Stored items:
* * *
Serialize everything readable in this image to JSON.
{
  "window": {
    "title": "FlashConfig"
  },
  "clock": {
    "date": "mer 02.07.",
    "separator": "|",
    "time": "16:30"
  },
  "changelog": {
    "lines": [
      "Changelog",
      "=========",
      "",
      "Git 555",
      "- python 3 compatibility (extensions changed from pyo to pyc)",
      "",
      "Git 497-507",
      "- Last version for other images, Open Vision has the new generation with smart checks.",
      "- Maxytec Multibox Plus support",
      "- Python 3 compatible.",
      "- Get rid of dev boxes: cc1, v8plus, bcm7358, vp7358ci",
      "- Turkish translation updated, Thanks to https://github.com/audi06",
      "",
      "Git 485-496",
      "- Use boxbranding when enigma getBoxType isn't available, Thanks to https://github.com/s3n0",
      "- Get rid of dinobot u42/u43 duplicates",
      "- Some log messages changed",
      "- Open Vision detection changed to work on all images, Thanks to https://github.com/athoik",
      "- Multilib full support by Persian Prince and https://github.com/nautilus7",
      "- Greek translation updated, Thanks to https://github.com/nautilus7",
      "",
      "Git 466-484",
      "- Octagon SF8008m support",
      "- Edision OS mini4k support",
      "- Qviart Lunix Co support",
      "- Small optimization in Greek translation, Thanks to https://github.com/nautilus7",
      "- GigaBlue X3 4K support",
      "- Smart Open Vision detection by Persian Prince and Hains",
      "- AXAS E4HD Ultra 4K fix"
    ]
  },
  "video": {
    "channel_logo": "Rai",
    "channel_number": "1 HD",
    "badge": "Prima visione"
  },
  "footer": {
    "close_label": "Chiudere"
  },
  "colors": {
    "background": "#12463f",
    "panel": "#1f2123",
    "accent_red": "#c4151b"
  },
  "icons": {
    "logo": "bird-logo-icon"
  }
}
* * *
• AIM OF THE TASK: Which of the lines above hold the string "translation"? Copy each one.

• EXERCISE OUTPUT:
      "- Turkish translation updated, Thanks to https://github.com/audi06",
      "- Greek translation updated, Thanks to https://github.com/nautilus7",
      "- Small optimization in Greek translation, Thanks to https://github.com/nautilus7",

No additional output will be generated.